Pearly Kings & Queens
Henry was born in the early 1860's and brought up in an orphanage in Somers Town, an area slightly north of, but nestling between Euston and St Pancras. At the age of thirteen, young Henry left the orphanage to make his way in life and became a street sweeper. It would seem that he spent a great deal of time around the markets, which at the time were populated by the Costermongers (fruit and vegetable sellers), who could be identified by the single rows of pearl buttons sewn on to their trousers and caps.

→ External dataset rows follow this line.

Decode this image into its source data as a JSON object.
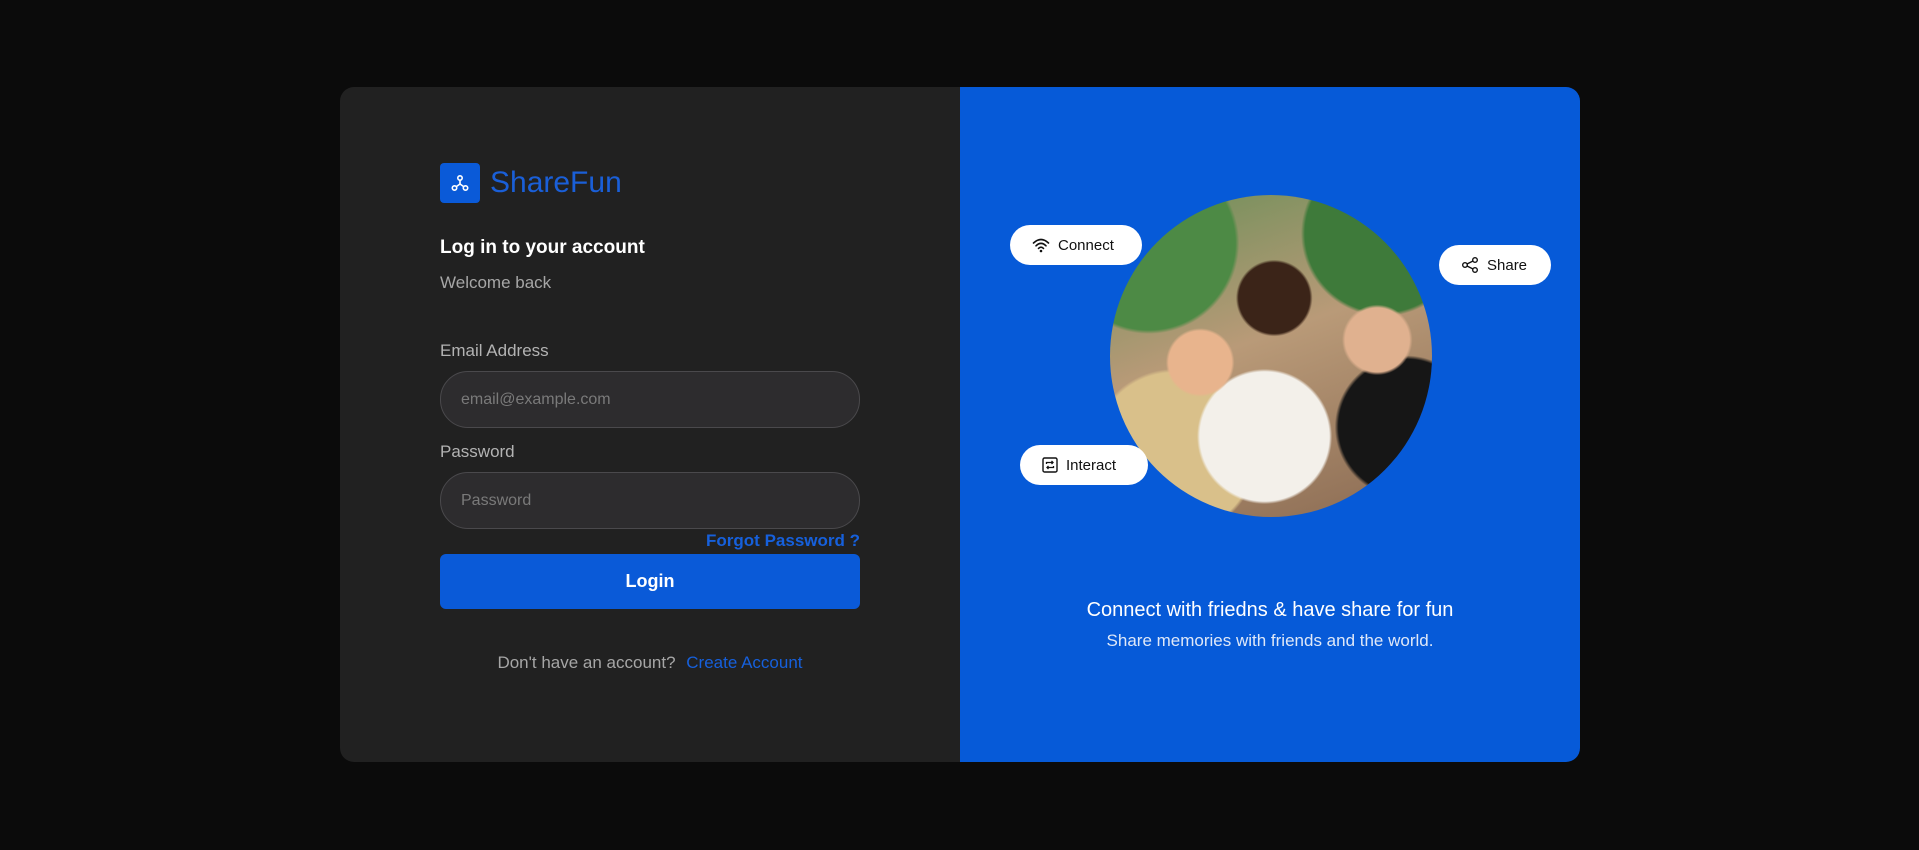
{
  "brand": {
    "name": "ShareFun",
    "logo_icon": "hub-network-icon"
  },
  "login": {
    "heading": "Log in to your account",
    "subheading": "Welcome back",
    "email_label": "Email Address",
    "email_placeholder": "email@example.com",
    "password_label": "Password",
    "password_placeholder": "Password",
    "forgot_label": "Forgot Password ?",
    "login_label": "Login",
    "signup_prompt": "Don't have an account?",
    "create_account_label": "Create Account"
  },
  "hero": {
    "pills": {
      "connect": {
        "label": "Connect",
        "icon": "wifi-icon"
      },
      "share": {
        "label": "Share",
        "icon": "share-icon"
      },
      "interact": {
        "label": "Interact",
        "icon": "repeat-icon"
      }
    },
    "tagline": "Connect with friedns & have share for fun",
    "subtagline": "Share memories with friends and the world."
  },
  "colors": {
    "page_bg": "#0b0b0b",
    "panel_dark": "#212121",
    "accent_blue": "#065ad8",
    "link_blue": "#1660dc",
    "input_bg": "#2d2c2e"
  }
}
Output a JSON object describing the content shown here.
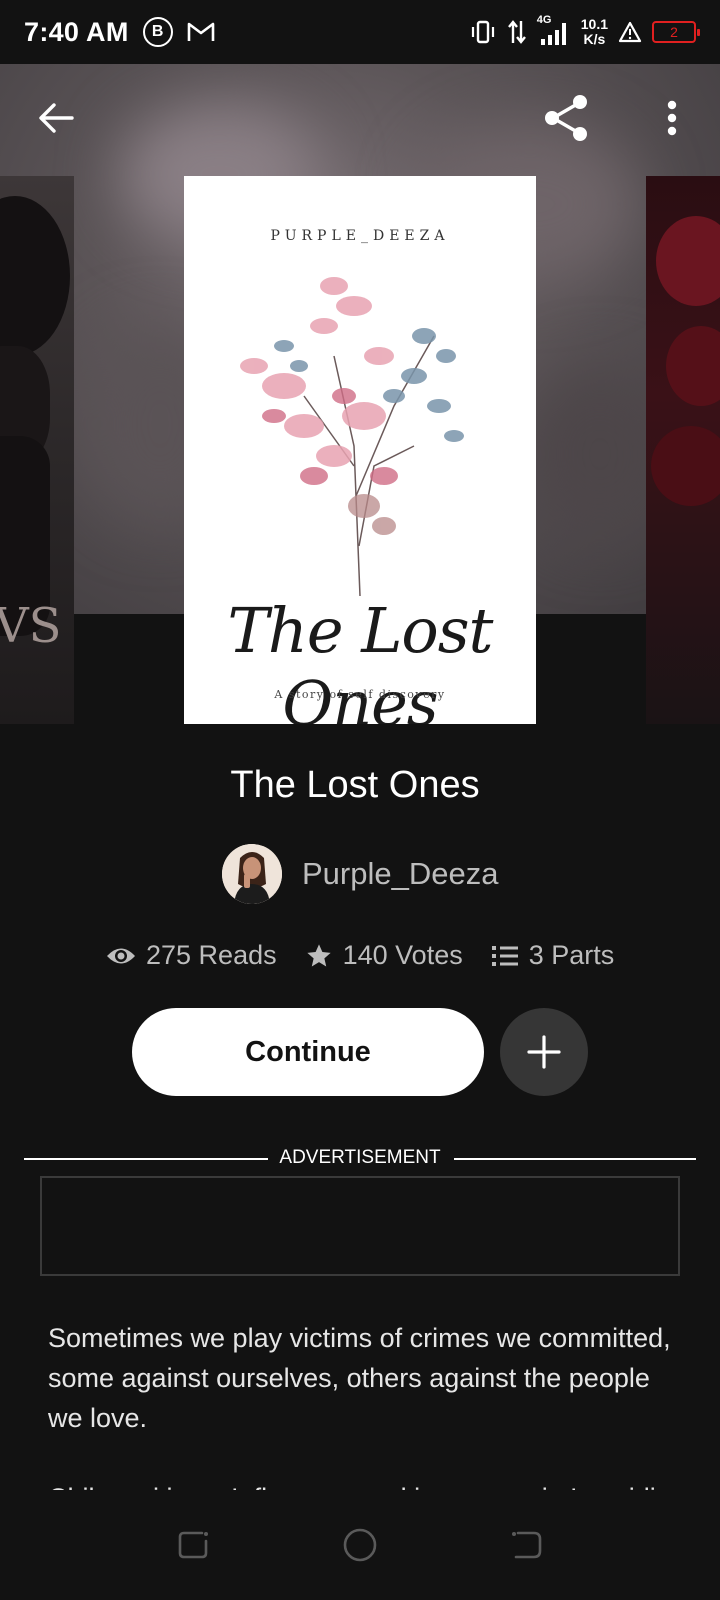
{
  "status_bar": {
    "time": "7:40 AM",
    "b_badge": "B",
    "network_type": "4G",
    "speed_value": "10.1",
    "speed_unit": "K/s",
    "battery_level": "2"
  },
  "story": {
    "title": "The Lost Ones",
    "author": "Purple_Deeza",
    "reads": "275 Reads",
    "votes": "140 Votes",
    "parts": "3 Parts"
  },
  "cover": {
    "author_text": "PURPLE_DEEZA",
    "title_text": "The Lost Ones",
    "subtitle_text": "A story of self discovery"
  },
  "left_cover_text": "VS",
  "actions": {
    "continue_label": "Continue"
  },
  "ad": {
    "label": "ADVERTISEMENT"
  },
  "description": {
    "paragraph1": "Sometimes we play victims of crimes we committed, some against ourselves, others against the people we love.",
    "paragraph2": "Chikamsi is an Influencer, making waves in Lasgidi"
  },
  "icons": {
    "back": "arrow-left-icon",
    "share": "share-icon",
    "more": "more-vertical-icon",
    "reads": "eye-icon",
    "votes": "star-icon",
    "parts": "list-icon",
    "add": "plus-icon"
  }
}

Although it is generally agreed that the Costermongers were a bit rough around the edges, they were a close knit community and would always look out for each other and if one Costermonger was down on his luck, the others would have a whip round to help him out. In a similar fashion, Henry Croft decided that he would like to somehow give something back to the orphanage that had helped him, so began to collect money. He also realised that he needed to draw attention to himself, so began collecting up all the pearl buttons he could find from the market streets and sewed as many as he possibly could to his hat and clothes.
When Henry Croft died in 1930, it is thought he had managed to collect £200,000 (in todays money) for charity, which is no mean feat for anyone, let alone an orphaned Victorian street cleaner. He was laid to rest in Finchley Cemetery, but unfortunately the accompanying statue of Henry Croft, the original Pearly King standing proudly in his button covered top hat and coat was vandalised in 1995. The good news is that it's been restored and he can now be found in the crypt of St Martins in the Field, just by Trafalgar Square.